A Note From the Editor
On October 24, 2016, Ban Ki-moon, the Secretary-General of the United Nations, honored a number of envoys for 10 years of service and gave them keepsake. When I reviewed the names of the ambassadors who received this keepsake, I suddenly froze. One of these ambassadors was Bashar Jaafari, the permanent representative of Syria to the United Nations and the main international defender of Bashar al-Assad’s indescribable crimes in that country.
I could not believe that Ban Ki-moon in the last few weeks of his 10-year tenure would do such a thing. But in a quick search on the internet, I found a photograph of the ceremony in which Bashar Jaafari was smiling in a sickening manner.
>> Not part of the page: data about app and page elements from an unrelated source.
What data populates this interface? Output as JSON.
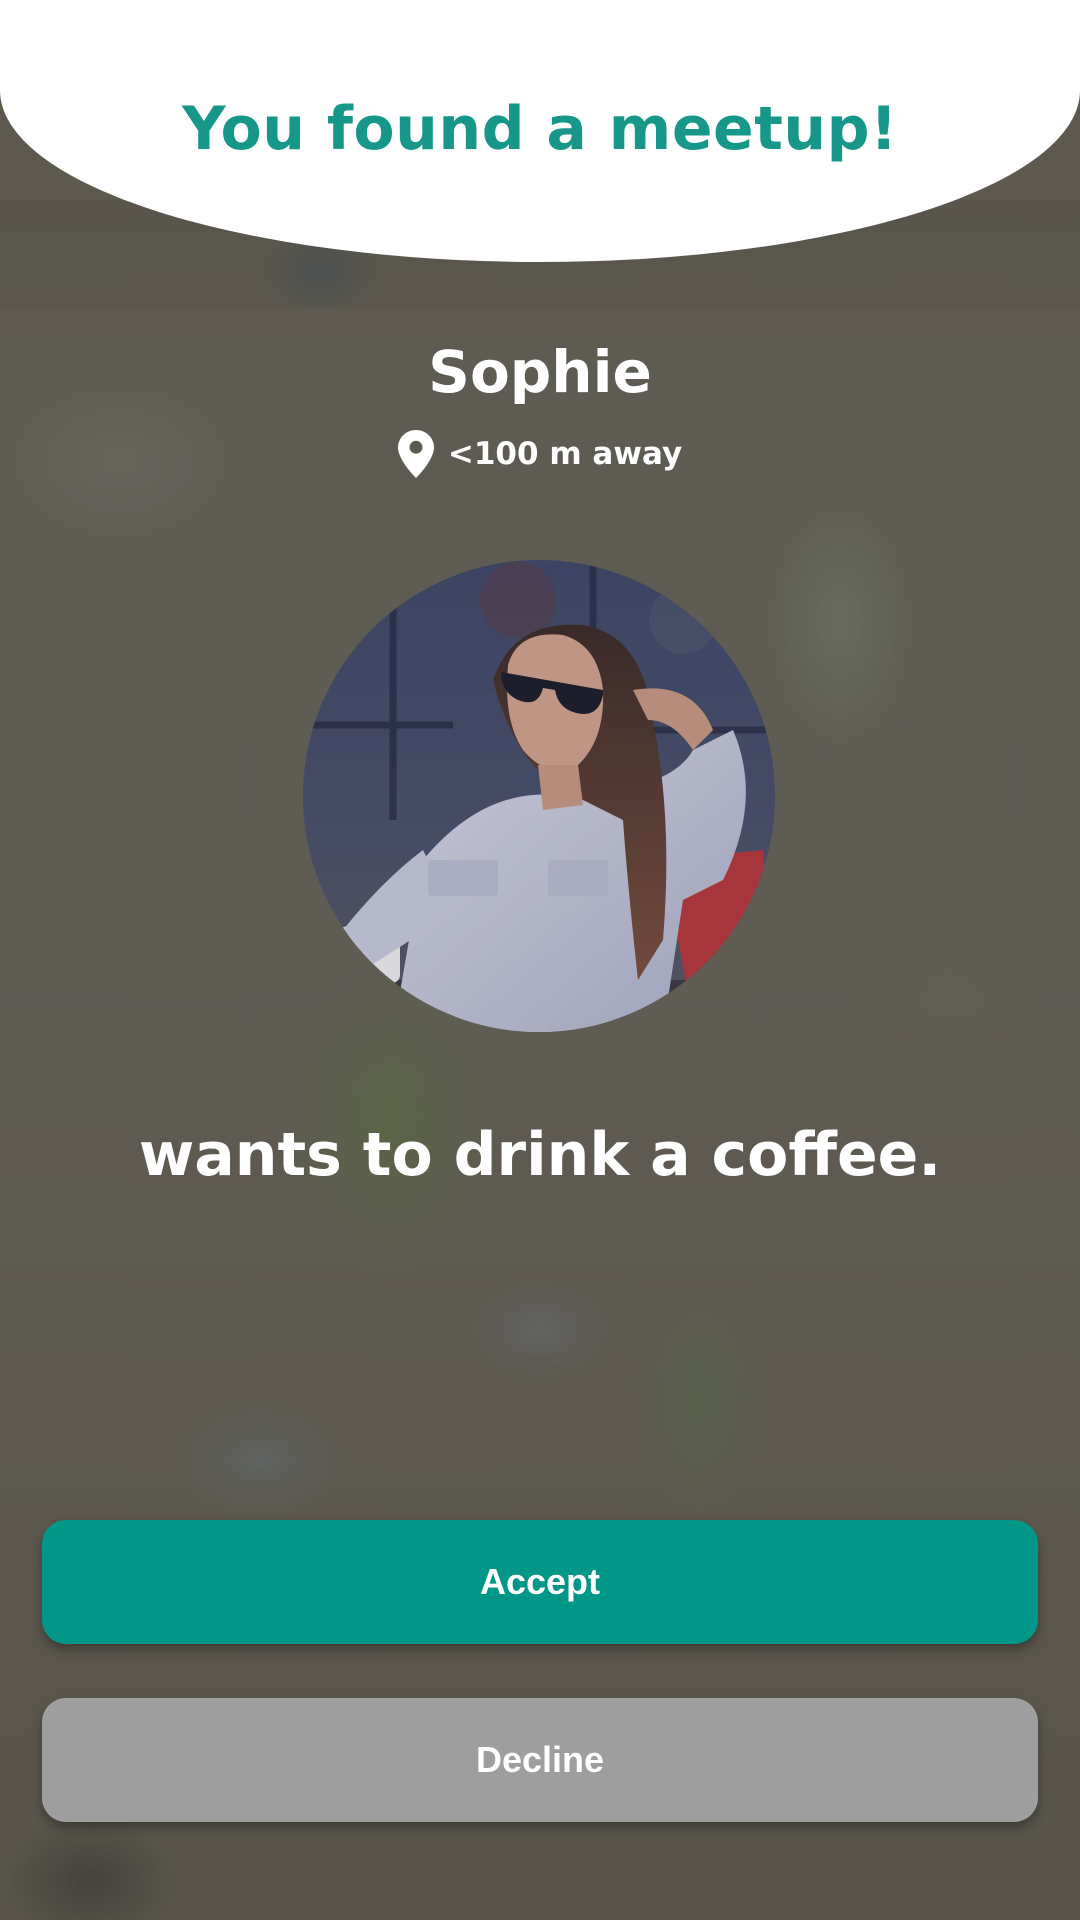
{
  "header": {
    "title": "You found a meetup!"
  },
  "match": {
    "name": "Sophie",
    "distance": "<100 m away",
    "location_icon": "location-pin-icon",
    "avatar": "profile-photo",
    "activity_text": "wants to drink a coffee."
  },
  "actions": {
    "accept_label": "Accept",
    "decline_label": "Decline"
  },
  "colors": {
    "accent": "#009688",
    "title": "#16978A",
    "decline": "#9E9E9E",
    "background": "#5B574D",
    "header": "#FFFFFF",
    "text_on_dark": "#FFFFFF"
  }
}
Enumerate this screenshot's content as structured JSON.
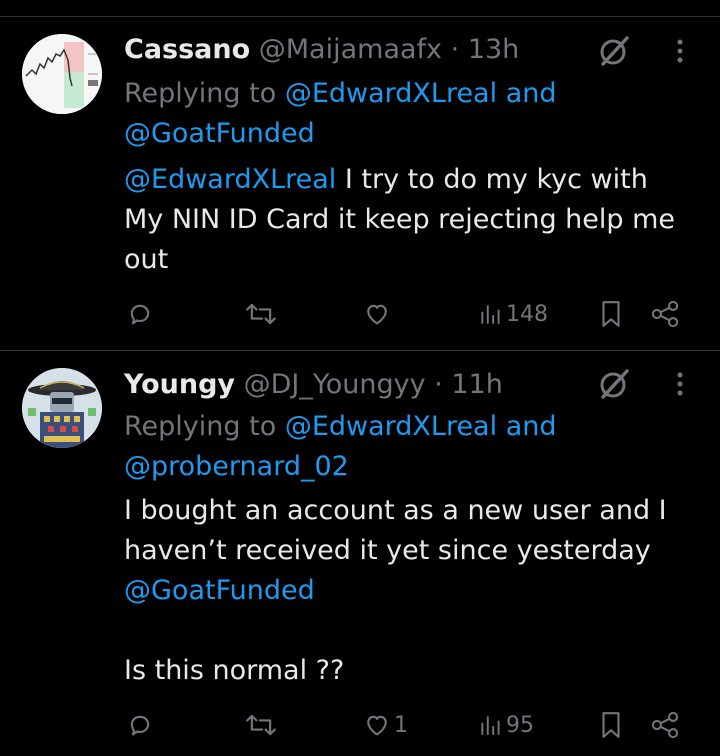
{
  "colors": {
    "background": "#000000",
    "text_primary": "#e7e9ea",
    "text_muted": "#71767b",
    "link": "#1d9bf0",
    "divider": "#2f3336"
  },
  "tweets": [
    {
      "name": "Cassano",
      "handle": "@Maijamaafx",
      "separator": "·",
      "time": "13h",
      "replying_prefix": "Replying to",
      "replying_to_1": "@EdwardXLreal",
      "replying_and": "and",
      "replying_to_2": "@GoatFunded",
      "body_mention": "@EdwardXLreal",
      "body_line_1": " I try to do my kyc with",
      "body_line_2": "My NIN ID Card it keep rejecting help me",
      "body_line_3": "out",
      "views": "148",
      "likes": "",
      "icons": [
        "reply-icon",
        "retweet-icon",
        "like-icon",
        "views-icon",
        "bookmark-icon",
        "share-icon",
        "grok-icon",
        "more-icon"
      ]
    },
    {
      "name": "Youngy",
      "handle": "@DJ_Youngyy",
      "separator": "·",
      "time": "11h",
      "replying_prefix": "Replying to",
      "replying_to_1": "@EdwardXLreal",
      "replying_and": "and",
      "replying_to_2": "@probernard_02",
      "body_line_1": "I bought an account as a new user and I",
      "body_line_2": "haven’t received it yet since yesterday",
      "body_mention": "@GoatFunded",
      "body_line_4": "Is this normal ??",
      "likes": "1",
      "views": "95",
      "icons": [
        "reply-icon",
        "retweet-icon",
        "like-icon",
        "views-icon",
        "bookmark-icon",
        "share-icon",
        "grok-icon",
        "more-icon"
      ]
    }
  ]
}
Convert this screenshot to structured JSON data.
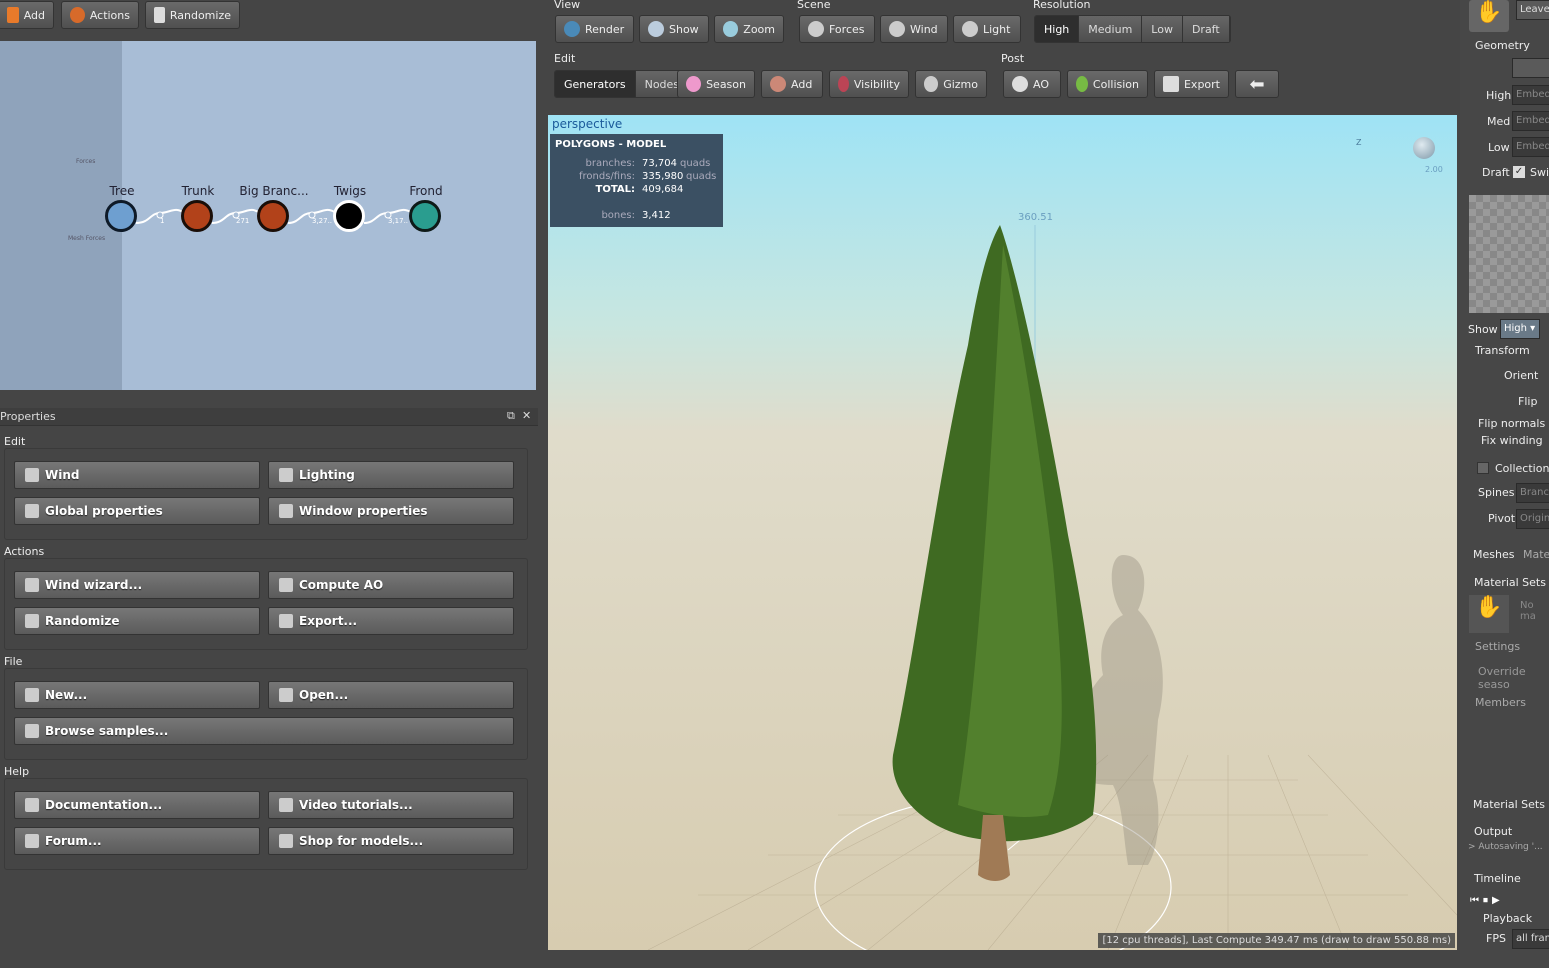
{
  "top_left_toolbar": {
    "add": "Add",
    "actions": "Actions",
    "randomize": "Randomize"
  },
  "node_graph": {
    "nodes": [
      {
        "label": "Tree"
      },
      {
        "label": "Trunk"
      },
      {
        "label": "Big Branc..."
      },
      {
        "label": "Twigs"
      },
      {
        "label": "Frond"
      }
    ],
    "links": [
      "1",
      "271",
      "3,27..",
      "3,17.."
    ],
    "side_labels": {
      "forces": "Forces",
      "mesh_forces": "Mesh Forces"
    }
  },
  "properties": {
    "title": "Properties",
    "sections": [
      {
        "title": "Edit",
        "buttons": [
          "Wind",
          "Lighting",
          "Global properties",
          "Window properties"
        ]
      },
      {
        "title": "Actions",
        "buttons": [
          "Wind wizard...",
          "Compute AO",
          "Randomize",
          "Export..."
        ]
      },
      {
        "title": "File",
        "buttons": [
          "New...",
          "Open...",
          "Browse samples..."
        ]
      },
      {
        "title": "Help",
        "buttons": [
          "Documentation...",
          "Video tutorials...",
          "Forum...",
          "Shop for models..."
        ]
      }
    ]
  },
  "toolbar": {
    "view": {
      "label": "View",
      "buttons": [
        "Render",
        "Show",
        "Zoom"
      ]
    },
    "scene": {
      "label": "Scene",
      "buttons": [
        "Forces",
        "Wind",
        "Light"
      ]
    },
    "resolution": {
      "label": "Resolution",
      "options": [
        "High",
        "Medium",
        "Low",
        "Draft"
      ],
      "selected": "High"
    },
    "edit": {
      "label": "Edit",
      "tabs": [
        "Generators",
        "Nodes"
      ],
      "buttons": [
        "Season",
        "Add",
        "Visibility",
        "Gizmo"
      ]
    },
    "post": {
      "label": "Post",
      "buttons": [
        "AO",
        "Collision",
        "Export"
      ]
    }
  },
  "viewport": {
    "mode": "perspective",
    "stats": {
      "title": "POLYGONS - MODEL",
      "branches_label": "branches:",
      "branches": "73,704",
      "fronds_label": "fronds/fins:",
      "fronds": "335,980",
      "unit": "quads",
      "total_label": "TOTAL:",
      "total": "409,684",
      "bones_label": "bones:",
      "bones": "3,412"
    },
    "height_readout": "360.51",
    "axis_label": "Z",
    "light_value": "2.00",
    "status": "[12 cpu threads], Last Compute 349.47 ms (draw to draw 550.88 ms)"
  },
  "right_panel": {
    "leaves": "Leave",
    "geometry": "Geometry",
    "high": "High",
    "med": "Med",
    "low": "Low",
    "embed": "Embed",
    "draft": "Draft",
    "switch": "Swi",
    "show": "Show",
    "show_value": "High",
    "transform": "Transform",
    "orient": "Orient",
    "flip": "Flip",
    "flip_normals": "Flip normals",
    "fix_winding": "Fix winding",
    "collection": "Collection",
    "spines": "Spines",
    "spines_value": "Branc",
    "pivot": "Pivot",
    "pivot_value": "Origin",
    "meshes": "Meshes",
    "mate": "Mate",
    "material_sets": "Material Sets",
    "no_ma": "No ma",
    "settings": "Settings",
    "override": "Override seaso",
    "members": "Members",
    "material_sets2": "Material Sets",
    "output": "Output",
    "autosaving": "> Autosaving '...",
    "timeline": "Timeline",
    "playback": "Playback",
    "fps": "FPS",
    "fps_value": "all fram"
  }
}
Anyone who even cursorily followed the news on Syria and was informed about the war crimes and crimes against humanity committed by Bashar al-Assad and his allies including the mullahs’ regime ruling Iran, would have encountered the name of Bashar Jaafari and his defense of these crimes.
The 10-year period of service for which Jaafari was rewarded included the period during which the Syrian people peacefully protested for their basic rights, and against the crimes committed by the Assad regime. And of course it also included the subsequent uprising.
In a flashback, I remembered that on September 29, following the bombing of two hospitals in Aleppo by Assad and his allies, Jaafari responded to a reporter’s question by expressing his joy and pleasure with a disgusting smile before heading to the UN Security Council meeting.
On the same day that Ban Ki-moon gave Jaafari a memento, dozens of Syrian civilians were killed and wounded due to Assad’s murderous bombing. Three days later, a school in Idlib was bombed in which dozens of children were killed. Ban himself described the incident as a war crime.
There is no justification for giving awards to criminals like Bashar Jaafari for any reason, especially by the Secretary-General of the United Nations. You may want to tell the Syrian orphans, and the suffering and wounded Syrian children, who are pulled out from the debris of bombing in Aleppo every day, about your move and let them tell you how they feel about your approach and the work of those who are supposed to defend the UN charter and its objectives.
We should remember that diplomatic standards, particularly after World War II, are part of the huge machinery established for peace and human rights. If these standards are allowed to serve and be used by the biggest war criminals and human rights abusers, they must be thrown away.
Maybe some people have forgotten that the United Nations was founded to prevent the recurrence of atrocities such as the Holocaust. This is the real mission of the UN Secretary General, as the main advocate of this organization.
We all know about the fate of Joachim von Ribbentrop, Hitler’s Foreign Minister, who according to known standards was a “diplomat.” But after the overthrow of Hitler, he was placed on criminals’ top chair in the Nuremberg trials and became the first of the Nazi leaders to be sentenced to death by hanging on October 16, 1946.
Although I deeply oppose the death penalty, the Nuremberg judgment on Ribbentrop was one of the historic glories of the court in that it refused to allow anybody to be a propagandist and facilitator of crimes against humanity while claiming diplomatic immunity.
Is Bashar Jaafari less implicated in the slaughter and massacre of Syrian people than savage military commanders of Assad? Is he less involved in the crimes than Bashar al-Assad’s brutal generals and henchmen?
I hope that Mr. Ban Ki-moon, in his last few weeks as the UN Secretary General, takes a courageous position, as he has taken before on many occasions, especially in the past year. I hope he focuses his effort on placing Bashar Jaafari and his cohorts in Syria where they belong: in the defendant’s chair at the International Criminal Court for crimes against humanity and war crimes. In so doing, he would leave a bright legacy as part of the history of the United Nations.